For the first time in New Zealand’s history, the majority of legislators are women.
Soraya Peke-Mason, of the liberal Labor Party, was sworn into parliament on Tuesday to replace former President Trevor Mallard, who left office to become ambassador to Ireland. With the resignation of another male legislator, there are now 60 women and 59 men in Parliament.
“While it’s a special day for me, I think it’s historic for New Zealand,” Peke-Mason told reporters.
The milestone places New Zealand among a handful of nations globally that this year can ensure that women have at least 50% representation in the legislature, according to the Inter-Parliamentary Union. Other countries include Cuba, Mexico, Nicaragua, Rwanda, and the United Arab Emirates.
Globally, about 26% of legislators are female, according to the body.
New Zealand has a history of strong female representation. In 1893, it became the first country to allow women to vote. The current Prime Minister Jacinda Ardern is the third woman to head the government of this nation and there are now also women in other high positions, such as the Chief Justice of the Supreme Court of New Zealand and the Governor General.

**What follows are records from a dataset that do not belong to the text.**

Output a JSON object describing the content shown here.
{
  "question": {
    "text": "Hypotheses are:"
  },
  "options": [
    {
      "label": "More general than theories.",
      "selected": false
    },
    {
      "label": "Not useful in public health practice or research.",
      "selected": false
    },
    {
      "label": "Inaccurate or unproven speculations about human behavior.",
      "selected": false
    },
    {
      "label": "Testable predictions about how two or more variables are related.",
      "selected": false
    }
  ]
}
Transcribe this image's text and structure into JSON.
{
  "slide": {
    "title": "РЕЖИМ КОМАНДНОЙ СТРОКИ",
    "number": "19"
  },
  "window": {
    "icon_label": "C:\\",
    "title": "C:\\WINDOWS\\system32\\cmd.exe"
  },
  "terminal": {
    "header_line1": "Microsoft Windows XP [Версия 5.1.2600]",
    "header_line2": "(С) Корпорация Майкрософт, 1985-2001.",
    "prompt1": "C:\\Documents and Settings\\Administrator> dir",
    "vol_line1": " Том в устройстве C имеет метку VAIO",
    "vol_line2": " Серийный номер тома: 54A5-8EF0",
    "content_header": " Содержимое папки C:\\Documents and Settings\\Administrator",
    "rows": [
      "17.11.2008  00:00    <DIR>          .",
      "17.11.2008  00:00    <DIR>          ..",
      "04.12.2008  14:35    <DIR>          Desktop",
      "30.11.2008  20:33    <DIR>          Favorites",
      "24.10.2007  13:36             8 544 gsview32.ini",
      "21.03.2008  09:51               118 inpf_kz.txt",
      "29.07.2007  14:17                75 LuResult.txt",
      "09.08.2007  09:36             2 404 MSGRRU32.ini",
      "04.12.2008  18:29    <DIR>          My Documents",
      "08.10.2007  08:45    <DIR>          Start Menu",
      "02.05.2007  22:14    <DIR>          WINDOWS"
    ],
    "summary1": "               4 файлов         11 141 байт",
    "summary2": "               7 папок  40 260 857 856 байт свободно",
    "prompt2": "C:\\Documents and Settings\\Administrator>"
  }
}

“I am really pleased that my daughters are growing up in a country where it is normal for women to be equally represented in public life,” said Nicola Willis, deputy chair of the conservative National Party.

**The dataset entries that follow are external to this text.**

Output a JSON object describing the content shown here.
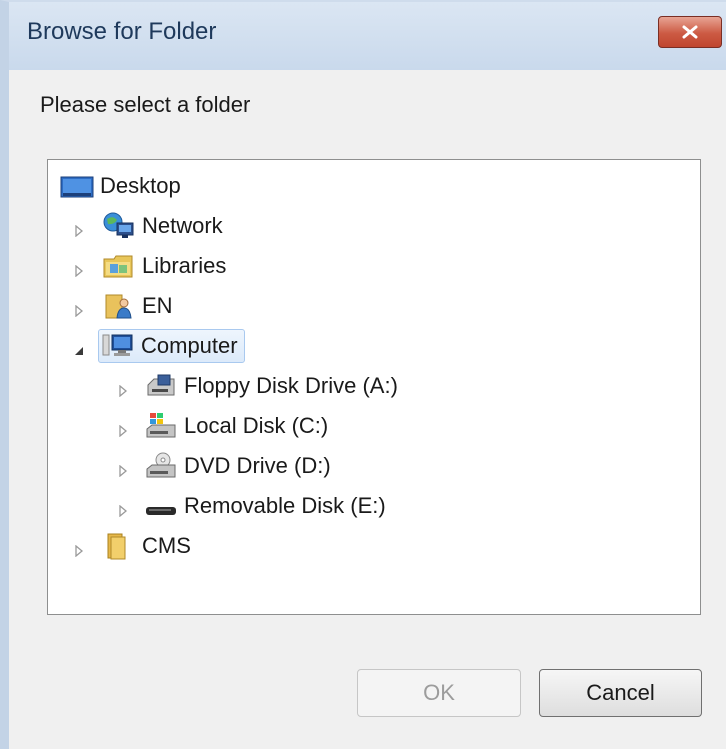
{
  "dialog": {
    "title": "Browse for Folder",
    "prompt": "Please select a folder"
  },
  "tree": {
    "items": [
      {
        "label": "Desktop",
        "icon": "desktop-icon",
        "level": 0,
        "expander": "none"
      },
      {
        "label": "Network",
        "icon": "network-icon",
        "level": 1,
        "expander": "collapsed"
      },
      {
        "label": "Libraries",
        "icon": "libraries-icon",
        "level": 1,
        "expander": "collapsed"
      },
      {
        "label": "EN",
        "icon": "user-folder-icon",
        "level": 1,
        "expander": "collapsed"
      },
      {
        "label": "Computer",
        "icon": "computer-icon",
        "level": 1,
        "expander": "expanded",
        "selected": true
      },
      {
        "label": "Floppy Disk Drive (A:)",
        "icon": "floppy-drive-icon",
        "level": 2,
        "expander": "collapsed"
      },
      {
        "label": "Local Disk (C:)",
        "icon": "local-disk-icon",
        "level": 2,
        "expander": "collapsed"
      },
      {
        "label": "DVD Drive (D:)",
        "icon": "dvd-drive-icon",
        "level": 2,
        "expander": "collapsed"
      },
      {
        "label": "Removable Disk (E:)",
        "icon": "removable-disk-icon",
        "level": 2,
        "expander": "collapsed"
      },
      {
        "label": "CMS",
        "icon": "folder-icon",
        "level": 1,
        "expander": "collapsed"
      }
    ]
  },
  "buttons": {
    "ok_label": "OK",
    "ok_enabled": false,
    "cancel_label": "Cancel"
  },
  "colors": {
    "title_text": "#1e395b",
    "close_button": "#c0462f",
    "selection_border": "#a9c9ef"
  }
}
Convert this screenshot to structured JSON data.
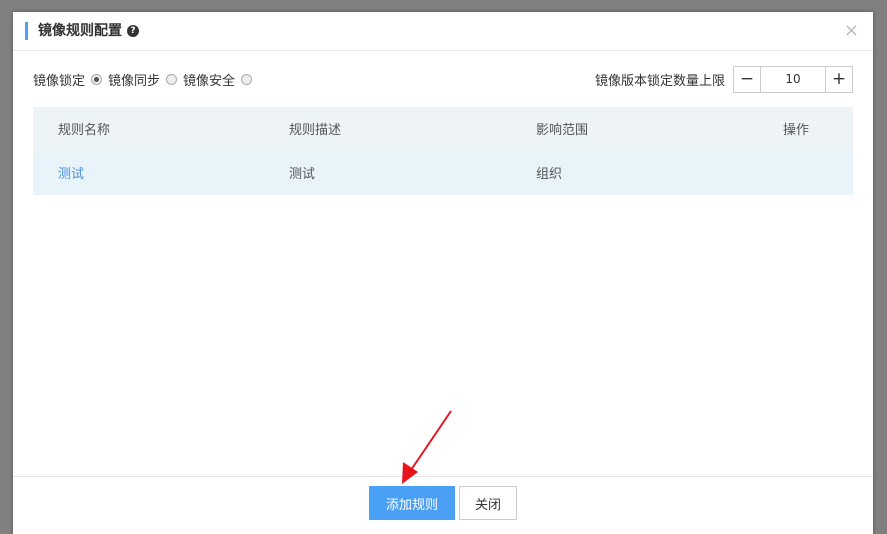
{
  "dialog": {
    "title": "镜像规则配置",
    "help_icon": "question-circle-icon",
    "close_icon": "close-icon",
    "close_glyph": "×"
  },
  "options": {
    "lock_label": "镜像锁定",
    "radios": [
      {
        "label": "镜像同步",
        "checked": true
      },
      {
        "label": "镜像安全",
        "checked": false
      }
    ],
    "limit_label": "镜像版本锁定数量上限",
    "limit_value": "10",
    "minus_glyph": "−",
    "plus_glyph": "+"
  },
  "table": {
    "columns": [
      "规则名称",
      "规则描述",
      "影响范围",
      "操作"
    ],
    "rows": [
      {
        "name": "测试",
        "description": "测试",
        "scope": "组织",
        "action": ""
      }
    ]
  },
  "footer": {
    "add_rule": "添加规则",
    "close": "关闭"
  },
  "colors": {
    "accent": "#4aa0f5",
    "link": "#4a90e2",
    "annotation_arrow": "#e8141c"
  }
}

Marama Davidson, co-chair of the liberal Green Party, was more direct.
“It’s about time,” she told the media.
Ardern warned that the situation of women in many other countries was precarious.
“As we go forward, we seem to see a lot of women experiencing a rapid reversal of progress,” she stated.
Furthermore, gender parity may only be temporary. Opinion polls indicate that New Zealand’s Conservative parties, which currently have a lower proportion of women than their Liberal rivals, are poised to make big gains in next year’s general election.